Southern California Gas Co. (SoCalGas) has begun construction of an advanced hydrogen generation system at SunLine Transit Agency in Thousand Palms, Calif. The project, called H2 SilverSTARS, will produce hydrogen from renewable natural gas (RNG) and help fuel SunLine’s fleet of 17 hydrogen fuel cell electric buses. At scale, this demonstration project has the potential to provide clean hydrogen at any location adjacent to a natural gas pipeline.
The demonstration will test STARS’ technology, which was developed at the Pacific Northwest National Lab. The technology uses a combustion free process, so that it produces fewer greenhouse gas emissions compared to a conventional steam methane reforming process. Since the compact system is based on low-cost 12×1-inch, 3D-printed reactor disks and heat exchangers, it can be easily installed at fueling stations to help meet the demand while advancing climate and clean air goals. After its installation, the first STARS system will produce up to 80 kilograms of clean hydrogen a day, that’s enough to fuel three of SunLine’s zero-emission buses per day.
“We’ve been anticipating for this day to arrive and I’m excited construction has begun. Californians will need access to hydrogen and this demonstration project will provide insight during this energy transition,” says Glenn Miller, a City of Indio councilmember and SunLine’s chair. “Once widely adopted, this project will help meet our state’s climate goals.”
“SunLine has been pioneering hydrogen technologies for nearly three decades and partnering with SoCalGas on this project continues the momentum necessary to make hydrogen fueling accessible to the public,” comments Lauren Skiver, CEO and general manager of SunLine Transit Agency. “Producing clean hydrogen is the future of fuel, and this system will play a pivotal role in reducing greenhouse gas emissions.”
“For several years now, the high cost of transporting hydrogen has been the big problem with rolling out fuel cell vehicles in California,” states Robert Wegeng, president of STARS Technology Corp. “This demonstration elegantly solves the problem with a compact, mass-produced hydrogen generator that can be placed on the gas grid in close proximity to filling stations and other places where cheap hydrogen is useful. Better yet, the hydrogen can meet the new Federal ‘Clean Hydrogen Standard’ for regional hydrogen hubs since it can be produced from renewable natural gas.”
“This is the kind of demonstration project we love to see in California and we’re excited construction has started. SoCalGas will use the knowledge gained from this project to help accelerate the adoption of clean hydrogen,” adds Neil Navin, SoCalGas’ vice president of clean energy innovations. “Adopting clean technologies and working with SunLine and STARS will help SoCalGas and California reach our shared air quality and climate goals much faster.”

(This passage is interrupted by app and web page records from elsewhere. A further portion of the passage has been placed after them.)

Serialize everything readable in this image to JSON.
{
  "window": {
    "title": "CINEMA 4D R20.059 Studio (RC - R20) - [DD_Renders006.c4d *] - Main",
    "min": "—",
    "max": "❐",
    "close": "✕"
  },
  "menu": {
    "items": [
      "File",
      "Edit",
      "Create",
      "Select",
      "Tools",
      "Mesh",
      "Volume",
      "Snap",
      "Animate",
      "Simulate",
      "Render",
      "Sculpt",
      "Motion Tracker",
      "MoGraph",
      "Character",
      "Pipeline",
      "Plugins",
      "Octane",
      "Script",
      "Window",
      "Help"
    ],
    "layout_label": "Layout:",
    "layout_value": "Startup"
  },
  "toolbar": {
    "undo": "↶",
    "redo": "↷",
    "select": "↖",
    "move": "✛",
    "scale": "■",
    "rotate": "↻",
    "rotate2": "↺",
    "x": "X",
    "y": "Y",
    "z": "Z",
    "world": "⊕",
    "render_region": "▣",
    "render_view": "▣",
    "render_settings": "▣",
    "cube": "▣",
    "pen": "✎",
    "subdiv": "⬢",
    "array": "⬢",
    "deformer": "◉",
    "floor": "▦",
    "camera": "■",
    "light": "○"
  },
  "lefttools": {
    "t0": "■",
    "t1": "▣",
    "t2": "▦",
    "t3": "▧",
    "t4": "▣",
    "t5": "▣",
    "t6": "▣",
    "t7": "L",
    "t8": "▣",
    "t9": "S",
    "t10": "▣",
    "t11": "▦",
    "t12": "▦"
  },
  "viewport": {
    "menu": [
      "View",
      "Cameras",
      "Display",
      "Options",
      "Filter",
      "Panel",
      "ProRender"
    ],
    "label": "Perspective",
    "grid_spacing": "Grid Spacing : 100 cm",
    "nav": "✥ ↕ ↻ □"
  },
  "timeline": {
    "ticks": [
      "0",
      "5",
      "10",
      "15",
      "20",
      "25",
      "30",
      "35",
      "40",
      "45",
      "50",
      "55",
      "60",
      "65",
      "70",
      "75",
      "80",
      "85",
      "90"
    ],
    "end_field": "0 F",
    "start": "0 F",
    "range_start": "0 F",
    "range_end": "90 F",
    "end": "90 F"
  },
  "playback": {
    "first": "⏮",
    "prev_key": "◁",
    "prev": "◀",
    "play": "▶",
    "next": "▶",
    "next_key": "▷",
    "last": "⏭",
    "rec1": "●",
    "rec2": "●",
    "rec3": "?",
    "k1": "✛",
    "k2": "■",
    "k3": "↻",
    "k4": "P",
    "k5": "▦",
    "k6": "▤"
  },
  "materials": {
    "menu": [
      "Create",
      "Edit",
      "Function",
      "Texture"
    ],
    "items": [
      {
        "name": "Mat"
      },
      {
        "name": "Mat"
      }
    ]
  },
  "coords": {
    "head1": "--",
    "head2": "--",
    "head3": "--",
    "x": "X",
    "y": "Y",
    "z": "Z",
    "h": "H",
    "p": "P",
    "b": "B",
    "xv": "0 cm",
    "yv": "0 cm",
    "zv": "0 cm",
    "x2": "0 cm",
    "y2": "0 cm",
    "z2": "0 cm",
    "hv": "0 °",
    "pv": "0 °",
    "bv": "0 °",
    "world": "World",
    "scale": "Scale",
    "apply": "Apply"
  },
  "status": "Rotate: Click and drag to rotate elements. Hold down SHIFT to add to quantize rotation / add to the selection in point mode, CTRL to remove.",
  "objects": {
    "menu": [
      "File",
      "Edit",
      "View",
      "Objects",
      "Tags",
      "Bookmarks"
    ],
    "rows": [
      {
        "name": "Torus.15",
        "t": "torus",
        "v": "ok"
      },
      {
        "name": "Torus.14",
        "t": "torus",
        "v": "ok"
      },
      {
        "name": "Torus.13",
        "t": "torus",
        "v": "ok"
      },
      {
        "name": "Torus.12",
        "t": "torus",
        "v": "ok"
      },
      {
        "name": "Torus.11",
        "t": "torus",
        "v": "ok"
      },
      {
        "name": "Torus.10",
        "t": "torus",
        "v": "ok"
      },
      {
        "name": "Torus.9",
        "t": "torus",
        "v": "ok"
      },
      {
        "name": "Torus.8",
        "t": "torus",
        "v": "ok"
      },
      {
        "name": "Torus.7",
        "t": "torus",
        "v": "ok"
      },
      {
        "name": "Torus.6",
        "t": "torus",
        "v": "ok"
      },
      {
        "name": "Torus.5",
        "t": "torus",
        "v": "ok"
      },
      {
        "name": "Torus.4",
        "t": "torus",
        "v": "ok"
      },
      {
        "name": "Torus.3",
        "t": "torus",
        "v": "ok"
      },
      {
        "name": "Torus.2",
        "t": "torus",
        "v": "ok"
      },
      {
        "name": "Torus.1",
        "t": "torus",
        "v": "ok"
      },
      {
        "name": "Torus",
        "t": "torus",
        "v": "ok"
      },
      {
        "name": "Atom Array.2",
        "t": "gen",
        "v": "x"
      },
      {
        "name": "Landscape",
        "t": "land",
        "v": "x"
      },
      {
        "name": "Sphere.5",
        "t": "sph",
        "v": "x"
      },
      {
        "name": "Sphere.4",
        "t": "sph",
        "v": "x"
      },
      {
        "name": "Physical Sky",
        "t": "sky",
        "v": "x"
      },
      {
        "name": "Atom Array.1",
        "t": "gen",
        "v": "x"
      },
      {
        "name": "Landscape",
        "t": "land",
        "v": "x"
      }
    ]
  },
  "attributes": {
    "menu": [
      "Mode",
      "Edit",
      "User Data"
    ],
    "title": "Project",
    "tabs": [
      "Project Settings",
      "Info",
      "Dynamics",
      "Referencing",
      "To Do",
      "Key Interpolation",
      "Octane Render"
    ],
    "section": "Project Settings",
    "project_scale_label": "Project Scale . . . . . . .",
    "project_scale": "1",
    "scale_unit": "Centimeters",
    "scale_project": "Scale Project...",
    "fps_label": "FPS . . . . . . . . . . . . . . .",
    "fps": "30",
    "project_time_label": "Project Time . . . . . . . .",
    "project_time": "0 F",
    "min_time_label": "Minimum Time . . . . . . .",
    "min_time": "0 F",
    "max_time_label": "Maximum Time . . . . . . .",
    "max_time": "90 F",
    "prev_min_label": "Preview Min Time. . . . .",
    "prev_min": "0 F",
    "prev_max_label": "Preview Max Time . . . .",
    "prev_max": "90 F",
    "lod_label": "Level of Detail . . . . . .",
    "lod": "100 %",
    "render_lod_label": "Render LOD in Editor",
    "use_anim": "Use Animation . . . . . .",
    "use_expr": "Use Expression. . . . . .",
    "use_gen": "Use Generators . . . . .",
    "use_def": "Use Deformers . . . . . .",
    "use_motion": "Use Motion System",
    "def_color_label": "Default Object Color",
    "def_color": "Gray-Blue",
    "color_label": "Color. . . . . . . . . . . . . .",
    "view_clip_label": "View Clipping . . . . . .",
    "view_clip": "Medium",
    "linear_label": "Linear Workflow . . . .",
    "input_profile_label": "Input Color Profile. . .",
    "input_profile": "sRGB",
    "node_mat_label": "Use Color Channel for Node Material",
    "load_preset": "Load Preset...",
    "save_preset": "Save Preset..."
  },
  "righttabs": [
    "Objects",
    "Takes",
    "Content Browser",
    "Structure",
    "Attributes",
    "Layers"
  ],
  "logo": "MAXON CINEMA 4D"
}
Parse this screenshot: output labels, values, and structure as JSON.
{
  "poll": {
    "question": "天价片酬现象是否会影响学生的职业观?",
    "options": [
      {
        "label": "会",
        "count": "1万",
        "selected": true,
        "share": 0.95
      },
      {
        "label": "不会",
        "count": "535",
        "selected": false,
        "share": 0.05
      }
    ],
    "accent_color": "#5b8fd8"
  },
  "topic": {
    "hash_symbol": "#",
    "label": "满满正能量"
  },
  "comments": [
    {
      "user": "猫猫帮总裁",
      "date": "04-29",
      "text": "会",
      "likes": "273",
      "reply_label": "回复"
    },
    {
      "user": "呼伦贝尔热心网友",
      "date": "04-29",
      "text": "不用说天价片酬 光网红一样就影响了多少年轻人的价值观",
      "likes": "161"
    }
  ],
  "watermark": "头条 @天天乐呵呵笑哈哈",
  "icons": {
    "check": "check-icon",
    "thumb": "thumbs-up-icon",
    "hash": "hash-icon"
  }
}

Earlier this year, SoCalGas announced a proposal to develop Angeles Link, a dedicated green hydrogen energy infrastructure system that could deliver clean, reliable energy to the Los Angeles basin to provide a path to decarbonize hard-to electrify sectors such as electric generation, industries that require clean fuels and cannot currently be electrified, and heavy-duty transportation.